It’s baaack.

Yep, the gender gap, which disappeared during the 2010 midterm elections, is back with a vengeance. A news report notes:

President Barack Obama leads presumed Republican nominee Mitt Romney among voters nationwide with the help of an almost 2-1 advantage among single women, according to a Quinnipiac University poll.

The survey released today shows Obama with 46 percent support, Romney with 43 percent. Single women favor Obama over Romney, 60 percent to 31 percent.

The gender gap has been around since the 1980s, when it was noticed that women tended to vote overwhelmingly for Democratic candidates. Because the liberal media set the tone of the discussion, another gender gap, the tendency of male voters to support Republicans, got less attention.

Undoubtedly, some of the resurgence of the gender gap must stem from the phony “war on women” the Obama campaign outrageously alleges that Republicans are waging. Unable to point to a record of economic growth, the Obama campaign is framing this alleged war in terms of social issues, including the spurious and almost outlandish claim that Republicans would like to outlaw the use of contraceptives.
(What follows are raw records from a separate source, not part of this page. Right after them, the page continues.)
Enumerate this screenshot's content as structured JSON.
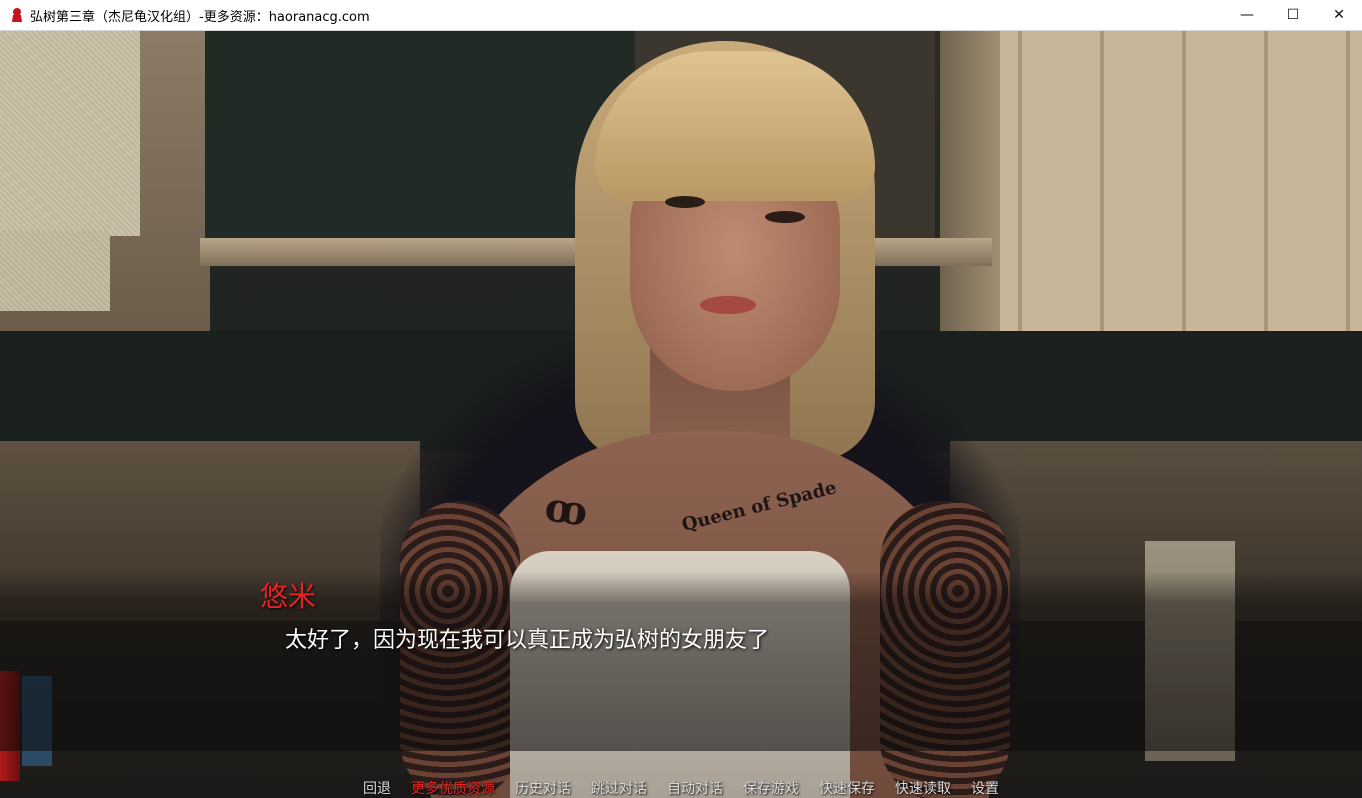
{
  "window": {
    "title": "弘树第三章（杰尼龟汉化组）-更多资源：haoranacg.com",
    "controls": {
      "minimize": "—",
      "maximize": "☐",
      "close": "✕"
    }
  },
  "dialogue": {
    "speaker": "悠米",
    "speaker_color": "#e52323",
    "text": "太好了，因为现在我可以真正成为弘树的女朋友了"
  },
  "tattoo": {
    "chest_text": "Queen of Spade"
  },
  "quick_menu": {
    "items": [
      {
        "label": "回退"
      },
      {
        "label": "更多优质资源",
        "highlight": true
      },
      {
        "label": "历史对话"
      },
      {
        "label": "跳过对话"
      },
      {
        "label": "自动对话"
      },
      {
        "label": "保存游戏"
      },
      {
        "label": "快速保存"
      },
      {
        "label": "快速读取"
      },
      {
        "label": "设置"
      }
    ],
    "highlight_color": "#e52323"
  }
}
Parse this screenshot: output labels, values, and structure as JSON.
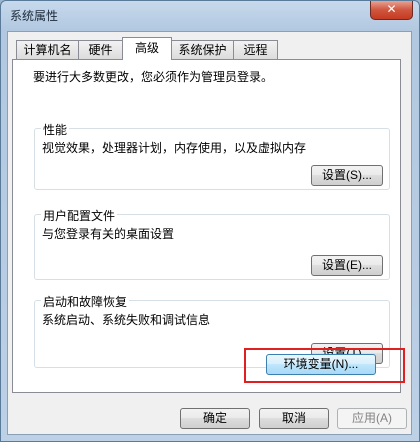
{
  "window": {
    "title": "系统属性",
    "close_glyph": "✕"
  },
  "tabs": [
    {
      "label": "计算机名"
    },
    {
      "label": "硬件"
    },
    {
      "label": "高级"
    },
    {
      "label": "系统保护"
    },
    {
      "label": "远程"
    }
  ],
  "active_tab": "高级",
  "advanced": {
    "notice": "要进行大多数更改，您必须作为管理员登录。",
    "performance": {
      "title": "性能",
      "description": "视觉效果，处理器计划，内存使用，以及虚拟内存",
      "button": "设置(S)..."
    },
    "user_profiles": {
      "title": "用户配置文件",
      "description": "与您登录有关的桌面设置",
      "button": "设置(E)..."
    },
    "startup_recovery": {
      "title": "启动和故障恢复",
      "description": "系统启动、系统失败和调试信息",
      "button": "设置(T)..."
    },
    "env_button": "环境变量(N)..."
  },
  "footer": {
    "ok": "确定",
    "cancel": "取消",
    "apply": "应用(A)"
  },
  "colors": {
    "highlight_border": "#e02020",
    "close_button": "#c53b22"
  }
}
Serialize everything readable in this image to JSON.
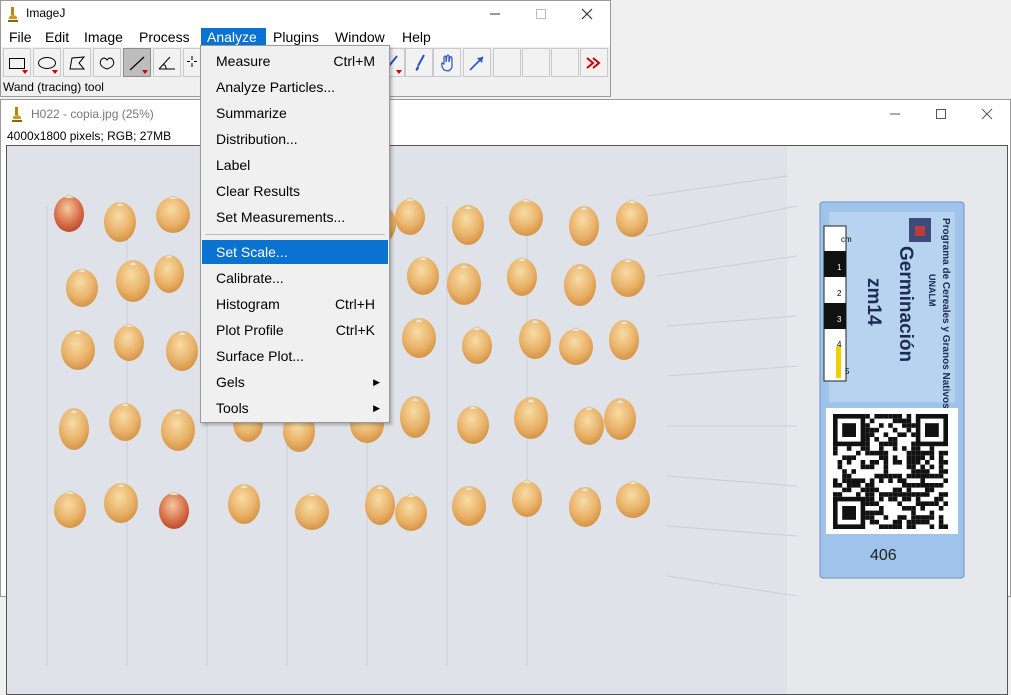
{
  "imagej_window": {
    "title": "ImageJ",
    "menus": [
      "File",
      "Edit",
      "Image",
      "Process",
      "Analyze",
      "Plugins",
      "Window",
      "Help"
    ],
    "active_menu": "Analyze",
    "toolbar_icons": [
      "rectangle-tool-icon",
      "oval-tool-icon",
      "polygon-tool-icon",
      "freehand-tool-icon",
      "straight-line-tool-icon",
      "angle-tool-icon",
      "point-tool-icon",
      "wand-tool-icon",
      "brush-tool-icon",
      "hand-tool-icon",
      "arrow-tool-icon",
      "more-tools-icon"
    ],
    "status_text": "Wand (tracing) tool"
  },
  "analyze_menu": {
    "items": [
      {
        "label": "Measure",
        "shortcut": "Ctrl+M"
      },
      {
        "label": "Analyze Particles...",
        "shortcut": ""
      },
      {
        "label": "Summarize",
        "shortcut": ""
      },
      {
        "label": "Distribution...",
        "shortcut": ""
      },
      {
        "label": "Label",
        "shortcut": ""
      },
      {
        "label": "Clear Results",
        "shortcut": ""
      },
      {
        "label": "Set Measurements...",
        "shortcut": ""
      },
      {
        "label": "Set Scale...",
        "shortcut": "",
        "highlighted": true
      },
      {
        "label": "Calibrate...",
        "shortcut": ""
      },
      {
        "label": "Histogram",
        "shortcut": "Ctrl+H"
      },
      {
        "label": "Plot Profile",
        "shortcut": "Ctrl+K"
      },
      {
        "label": "Surface Plot...",
        "shortcut": ""
      },
      {
        "label": "Gels",
        "shortcut": "",
        "submenu": true
      },
      {
        "label": "Tools",
        "shortcut": "",
        "submenu": true
      }
    ]
  },
  "image_window": {
    "title": "H022 - copia.jpg (25%)",
    "info": "4000x1800 pixels; RGB; 27MB"
  },
  "label_card": {
    "header": "Programa de Cereales y Granos Nativos",
    "org": "UNALM",
    "heading": "Germinación",
    "code": "zm14",
    "number": "406",
    "ruler_unit": "cm",
    "ruler_ticks": [
      "1",
      "2",
      "3",
      "4",
      "5"
    ]
  },
  "colors": {
    "accent": "#0a73d1",
    "menu_bg": "#f0f0f0",
    "card_blue": "#9fc3ea",
    "kernel": "#e9b269"
  }
}
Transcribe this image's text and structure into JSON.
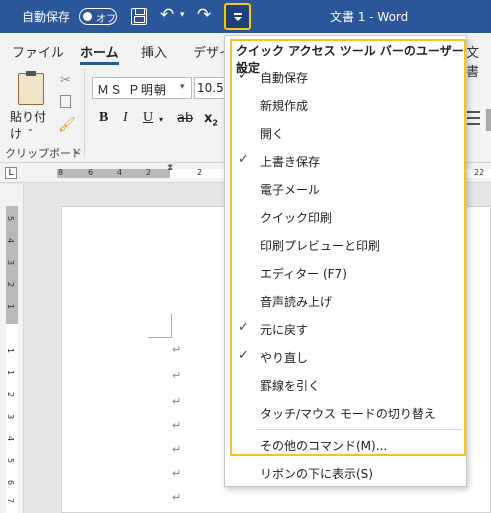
{
  "titlebar": {
    "autosave_label": "自動保存",
    "autosave_toggle": "オフ",
    "undo_icon": "↶",
    "redo_icon": "↷",
    "title": "文書 1  -  Word"
  },
  "ribbon": {
    "tabs": [
      "ファイル",
      "ホーム",
      "挿入",
      "デザイ"
    ],
    "tab_right": "文書",
    "paste_label": "貼り付け",
    "clipboard_label": "クリップボード",
    "font_name": "ＭＳ Ｐ明朝",
    "font_size": "10.5",
    "bold": "B",
    "italic": "I",
    "underline": "U",
    "strike": "ab",
    "subscript_base": "x",
    "subscript_sub": "2"
  },
  "ruler": {
    "tab_selector": "L",
    "h_numbers": [
      "8",
      "6",
      "4",
      "2",
      "2",
      "22"
    ],
    "v_numbers": [
      "5",
      "4",
      "3",
      "2",
      "1",
      "1",
      "1",
      "2",
      "3",
      "4",
      "5",
      "6",
      "7"
    ]
  },
  "document": {
    "paragraph_mark": "↵",
    "paragraph_count": 8
  },
  "qat_menu": {
    "header": "クイック アクセス ツール バーのユーザー設定",
    "items": [
      {
        "label": "自動保存",
        "checked": true
      },
      {
        "label": "新規作成",
        "checked": false
      },
      {
        "label": "開く",
        "checked": false
      },
      {
        "label": "上書き保存",
        "checked": true
      },
      {
        "label": "電子メール",
        "checked": false
      },
      {
        "label": "クイック印刷",
        "checked": false
      },
      {
        "label": "印刷プレビューと印刷",
        "checked": false
      },
      {
        "label": "エディター (F7)",
        "checked": false
      },
      {
        "label": "音声読み上げ",
        "checked": false
      },
      {
        "label": "元に戻す",
        "checked": true
      },
      {
        "label": "やり直し",
        "checked": true
      },
      {
        "label": "罫線を引く",
        "checked": false
      },
      {
        "label": "タッチ/マウス モードの切り替え",
        "checked": false
      },
      {
        "label": "その他のコマンド(M)...",
        "checked": false
      }
    ],
    "footer": "リボンの下に表示(S)",
    "check_glyph": "✓"
  },
  "colors": {
    "titlebar": "#2b579a",
    "highlight": "#f5c518"
  }
}
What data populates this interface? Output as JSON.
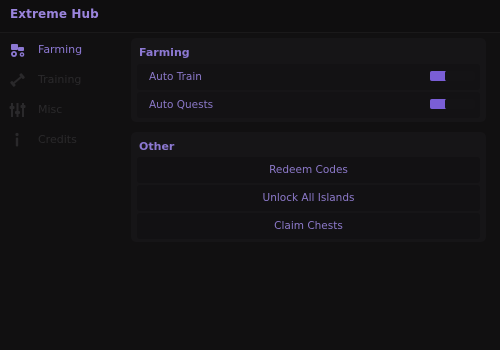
{
  "app": {
    "title": "Extreme Hub"
  },
  "sidebar": {
    "items": [
      {
        "label": "Farming",
        "icon": "tractor-icon",
        "active": true
      },
      {
        "label": "Training",
        "icon": "dumbbell-icon",
        "active": false
      },
      {
        "label": "Misc",
        "icon": "sliders-icon",
        "active": false
      },
      {
        "label": "Credits",
        "icon": "info-icon",
        "active": false
      }
    ]
  },
  "farming": {
    "title": "Farming",
    "toggles": [
      {
        "label": "Auto Train",
        "enabled": true
      },
      {
        "label": "Auto Quests",
        "enabled": true
      }
    ]
  },
  "other": {
    "title": "Other",
    "buttons": [
      {
        "label": "Redeem Codes"
      },
      {
        "label": "Unlock All Islands"
      },
      {
        "label": "Claim Chests"
      }
    ]
  },
  "colors": {
    "accent": "#7a5ed6",
    "text_accent": "#8c78d2",
    "background": "#111011"
  }
}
But some of the return of the gender gap is a return to same old same old: it is unmarried women, not married women, who tend to vote lopsidedly Democratic. Indeed, the story accompanying the Quinnipiac poll notes that there is also a “marriage gap” that goes along with the gender gap.

It attributes this to social issues, arguing that unmarried people are more likely to care about homosexual rights or abortion. But this fails to take into consideration another reason that unmarried women skew Democratic: they want the safety net that is supposedly provided by government programs.

What the IWF has stressed for years is that the safety net programs are neither particularly safe nor free. The costs of government programs are borne by taxpayers, including the single women. And any program offered by government can be changed overnight or, as is increasingly apparent, become insolvent. What the government giveth, it can also taketh away.

The appearance of having a government safety net is probably attractive when the economy is lousy. But it is a mirage, and women need to know that our best hope is not a paternalistic Uncle Sam but a thriving economy.